Food in Amsterdam
I once tried to create a map of cafes and restaurants that I particularly like, but the food landscape changes often and quickly. Google is your friend to find good places close-by.
Food with a view: I love restaurants with a great view over the city. If you like that as well, try any of the following:
- Close to Central Station: Sky Lounge for drinks, but they also have a restaurant there (not sure about the opening hours)
- Close to Central Station: On top of the library (OBA) there’s a La Place. However, I think the terrace is closed.
- In the center of the city on the top of the Kalvertoren: Blue
- In Rembrandt park: Floor 17
- On the Wibautstraat:
- Zoku (Weesperplein)
Cafes & Bars in Amsterdam
- Lot 51, Kinkerstraat
- Vascobelo in Scheltema Bookstore on the Rokin
- Screaming Beans, several locations
- The Dutchess (make a reservation beforehand) – fancy tea and treats
- After work hip and happening, the rooftop bar at the W Dam Square
Other “insider” tips
There are two networks: Train and city transport. The train tickets you buy at Schiphol or any of the train stations.
You can buy city transport passes on the tram or bus, or in a metro station. Most people buy the 1hr ticket for 3,60 Eur, but there are a lot of other ticket options available.
What you can also do is buy an anonymous OV-Chipkaart and load up some credit, then simply pay for what you use, without any time limit.
Amsterdammers seriously dislike tourists on bikes – because we are experienced and aggressive bikers ourselves. Still, biking through Amsterdam is the fastest and best way to get from A to B. Just keep your eyes and ears open, use common sense, don’t use your phone while biking.
The pecking order in Amsterdam is: Tram first, then taxi (don’t challenge them), then bus, then bikes, then cars, then pedestrians.
Your tips and suggestions
Did you find anything that I haven’t mentioned yet that should be added to the list?

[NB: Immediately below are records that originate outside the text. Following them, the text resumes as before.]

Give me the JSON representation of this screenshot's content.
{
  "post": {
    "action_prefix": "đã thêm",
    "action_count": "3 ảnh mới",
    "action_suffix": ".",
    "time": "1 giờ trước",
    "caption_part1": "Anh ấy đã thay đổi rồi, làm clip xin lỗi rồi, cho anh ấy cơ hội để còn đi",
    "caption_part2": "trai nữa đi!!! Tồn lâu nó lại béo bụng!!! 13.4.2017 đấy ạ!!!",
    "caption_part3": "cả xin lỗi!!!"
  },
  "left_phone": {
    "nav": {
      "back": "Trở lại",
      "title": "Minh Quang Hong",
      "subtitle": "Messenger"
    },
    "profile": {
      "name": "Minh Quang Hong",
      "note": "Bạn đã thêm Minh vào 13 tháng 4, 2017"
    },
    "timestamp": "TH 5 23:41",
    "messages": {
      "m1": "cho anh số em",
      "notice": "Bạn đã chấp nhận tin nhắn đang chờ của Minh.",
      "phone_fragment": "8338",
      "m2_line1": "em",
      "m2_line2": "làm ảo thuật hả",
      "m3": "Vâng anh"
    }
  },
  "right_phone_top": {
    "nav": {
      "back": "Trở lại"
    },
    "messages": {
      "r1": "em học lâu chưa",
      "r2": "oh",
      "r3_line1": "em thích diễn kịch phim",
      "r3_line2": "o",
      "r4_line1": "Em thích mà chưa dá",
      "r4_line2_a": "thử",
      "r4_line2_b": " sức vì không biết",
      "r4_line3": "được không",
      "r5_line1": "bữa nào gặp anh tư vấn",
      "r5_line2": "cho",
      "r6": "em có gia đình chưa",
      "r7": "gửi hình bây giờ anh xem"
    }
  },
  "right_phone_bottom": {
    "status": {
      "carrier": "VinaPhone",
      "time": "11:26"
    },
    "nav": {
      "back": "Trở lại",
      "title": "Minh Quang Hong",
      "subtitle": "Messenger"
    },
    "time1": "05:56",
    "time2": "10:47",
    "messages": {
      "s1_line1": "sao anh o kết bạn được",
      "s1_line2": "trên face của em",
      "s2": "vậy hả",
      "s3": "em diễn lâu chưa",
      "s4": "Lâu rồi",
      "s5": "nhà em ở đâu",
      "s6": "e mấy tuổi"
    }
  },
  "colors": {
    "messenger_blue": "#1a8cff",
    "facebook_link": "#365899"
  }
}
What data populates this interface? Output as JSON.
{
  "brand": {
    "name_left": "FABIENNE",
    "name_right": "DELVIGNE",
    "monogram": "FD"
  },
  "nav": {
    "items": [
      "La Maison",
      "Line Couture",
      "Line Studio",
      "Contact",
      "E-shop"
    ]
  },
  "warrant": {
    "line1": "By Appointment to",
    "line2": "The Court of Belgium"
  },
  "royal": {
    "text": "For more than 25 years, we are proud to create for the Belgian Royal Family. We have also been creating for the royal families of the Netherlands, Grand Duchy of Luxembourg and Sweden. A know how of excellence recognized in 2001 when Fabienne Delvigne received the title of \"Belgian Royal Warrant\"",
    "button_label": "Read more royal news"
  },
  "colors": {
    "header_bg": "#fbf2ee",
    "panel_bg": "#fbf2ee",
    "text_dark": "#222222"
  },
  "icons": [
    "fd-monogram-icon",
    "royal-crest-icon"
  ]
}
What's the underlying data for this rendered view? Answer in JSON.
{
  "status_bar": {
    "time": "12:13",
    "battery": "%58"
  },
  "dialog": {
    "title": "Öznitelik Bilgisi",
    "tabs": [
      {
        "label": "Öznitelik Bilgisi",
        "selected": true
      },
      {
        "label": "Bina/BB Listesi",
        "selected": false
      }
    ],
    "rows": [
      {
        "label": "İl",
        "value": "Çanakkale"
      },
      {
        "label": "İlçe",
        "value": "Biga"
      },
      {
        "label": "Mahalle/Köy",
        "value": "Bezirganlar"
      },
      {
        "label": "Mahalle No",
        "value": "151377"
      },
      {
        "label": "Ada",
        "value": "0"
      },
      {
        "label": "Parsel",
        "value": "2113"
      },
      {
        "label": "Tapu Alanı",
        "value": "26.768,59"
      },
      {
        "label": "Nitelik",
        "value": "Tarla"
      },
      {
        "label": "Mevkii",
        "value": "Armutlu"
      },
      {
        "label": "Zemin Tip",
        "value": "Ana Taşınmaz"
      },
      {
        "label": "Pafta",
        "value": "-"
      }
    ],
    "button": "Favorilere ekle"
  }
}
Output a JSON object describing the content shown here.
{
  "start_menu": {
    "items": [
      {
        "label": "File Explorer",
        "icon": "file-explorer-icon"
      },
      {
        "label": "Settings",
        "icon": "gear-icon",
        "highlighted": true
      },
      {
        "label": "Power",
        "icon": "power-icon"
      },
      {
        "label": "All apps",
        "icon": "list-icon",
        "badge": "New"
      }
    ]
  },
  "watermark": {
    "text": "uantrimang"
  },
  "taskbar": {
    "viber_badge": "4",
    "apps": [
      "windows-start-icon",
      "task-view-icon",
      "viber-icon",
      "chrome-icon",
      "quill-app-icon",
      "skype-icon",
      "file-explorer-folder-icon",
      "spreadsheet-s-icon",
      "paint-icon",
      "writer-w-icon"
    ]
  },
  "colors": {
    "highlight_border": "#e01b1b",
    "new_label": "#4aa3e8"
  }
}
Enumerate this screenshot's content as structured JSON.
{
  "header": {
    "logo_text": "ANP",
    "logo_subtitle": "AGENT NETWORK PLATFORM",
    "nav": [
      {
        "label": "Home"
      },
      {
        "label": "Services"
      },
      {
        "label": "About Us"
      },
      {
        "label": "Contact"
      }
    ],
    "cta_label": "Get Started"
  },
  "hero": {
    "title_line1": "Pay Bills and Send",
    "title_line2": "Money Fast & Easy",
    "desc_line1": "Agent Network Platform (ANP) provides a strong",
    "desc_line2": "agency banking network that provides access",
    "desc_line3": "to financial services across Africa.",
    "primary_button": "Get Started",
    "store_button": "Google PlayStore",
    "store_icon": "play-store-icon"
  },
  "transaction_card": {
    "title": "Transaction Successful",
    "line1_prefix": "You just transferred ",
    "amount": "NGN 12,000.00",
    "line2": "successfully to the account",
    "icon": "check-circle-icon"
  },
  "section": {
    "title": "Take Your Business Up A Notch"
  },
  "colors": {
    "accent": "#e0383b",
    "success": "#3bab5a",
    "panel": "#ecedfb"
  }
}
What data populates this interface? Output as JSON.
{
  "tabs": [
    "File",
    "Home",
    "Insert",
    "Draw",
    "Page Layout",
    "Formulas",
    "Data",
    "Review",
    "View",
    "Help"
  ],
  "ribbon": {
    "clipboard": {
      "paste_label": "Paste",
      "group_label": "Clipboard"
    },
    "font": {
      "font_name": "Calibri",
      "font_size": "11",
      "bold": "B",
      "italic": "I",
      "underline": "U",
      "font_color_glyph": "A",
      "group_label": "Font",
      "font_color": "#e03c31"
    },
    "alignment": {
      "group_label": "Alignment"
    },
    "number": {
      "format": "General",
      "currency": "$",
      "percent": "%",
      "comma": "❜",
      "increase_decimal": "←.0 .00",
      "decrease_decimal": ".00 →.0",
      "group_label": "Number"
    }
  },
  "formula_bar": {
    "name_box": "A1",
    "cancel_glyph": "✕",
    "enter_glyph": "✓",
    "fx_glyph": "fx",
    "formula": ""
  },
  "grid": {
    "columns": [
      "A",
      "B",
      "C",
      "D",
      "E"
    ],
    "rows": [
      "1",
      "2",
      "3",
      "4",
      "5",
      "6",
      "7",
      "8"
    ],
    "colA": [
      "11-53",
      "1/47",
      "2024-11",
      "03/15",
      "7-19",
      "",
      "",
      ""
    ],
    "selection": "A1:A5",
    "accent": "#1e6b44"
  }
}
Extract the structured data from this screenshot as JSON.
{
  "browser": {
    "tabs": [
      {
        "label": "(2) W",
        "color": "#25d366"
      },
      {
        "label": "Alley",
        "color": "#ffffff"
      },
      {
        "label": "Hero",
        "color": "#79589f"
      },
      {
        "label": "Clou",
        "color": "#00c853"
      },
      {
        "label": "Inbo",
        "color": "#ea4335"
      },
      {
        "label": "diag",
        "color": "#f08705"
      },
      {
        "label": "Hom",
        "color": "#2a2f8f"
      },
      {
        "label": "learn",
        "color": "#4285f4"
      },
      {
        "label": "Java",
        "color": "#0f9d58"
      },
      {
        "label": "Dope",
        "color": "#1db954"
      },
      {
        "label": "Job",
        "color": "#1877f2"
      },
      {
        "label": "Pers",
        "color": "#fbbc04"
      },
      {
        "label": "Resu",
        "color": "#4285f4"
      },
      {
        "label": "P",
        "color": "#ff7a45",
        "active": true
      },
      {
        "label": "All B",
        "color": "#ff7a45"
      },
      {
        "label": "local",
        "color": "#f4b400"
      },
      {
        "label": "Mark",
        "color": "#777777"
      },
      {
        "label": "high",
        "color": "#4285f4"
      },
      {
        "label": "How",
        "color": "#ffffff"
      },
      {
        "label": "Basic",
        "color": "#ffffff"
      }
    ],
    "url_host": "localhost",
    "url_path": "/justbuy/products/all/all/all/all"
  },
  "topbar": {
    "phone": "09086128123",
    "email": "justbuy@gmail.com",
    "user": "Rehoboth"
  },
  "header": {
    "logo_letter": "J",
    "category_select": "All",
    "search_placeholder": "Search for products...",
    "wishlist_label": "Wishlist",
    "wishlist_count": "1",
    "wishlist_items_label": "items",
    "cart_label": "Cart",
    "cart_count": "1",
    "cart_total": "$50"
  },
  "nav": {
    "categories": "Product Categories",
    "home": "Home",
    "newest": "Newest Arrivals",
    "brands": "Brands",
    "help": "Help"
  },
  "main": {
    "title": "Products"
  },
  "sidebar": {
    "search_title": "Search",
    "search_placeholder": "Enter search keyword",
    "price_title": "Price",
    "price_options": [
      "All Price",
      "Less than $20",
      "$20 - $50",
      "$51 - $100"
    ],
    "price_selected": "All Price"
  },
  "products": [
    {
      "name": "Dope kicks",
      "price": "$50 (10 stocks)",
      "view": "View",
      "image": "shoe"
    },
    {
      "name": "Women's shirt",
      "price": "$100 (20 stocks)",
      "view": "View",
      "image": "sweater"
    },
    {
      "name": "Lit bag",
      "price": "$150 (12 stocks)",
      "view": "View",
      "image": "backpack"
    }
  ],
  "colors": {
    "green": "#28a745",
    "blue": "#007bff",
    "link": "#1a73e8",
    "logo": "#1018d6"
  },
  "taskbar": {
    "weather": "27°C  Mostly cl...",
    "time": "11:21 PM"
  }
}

Let me know in the comments! Enjoy your trip to Amsterdam! 🙂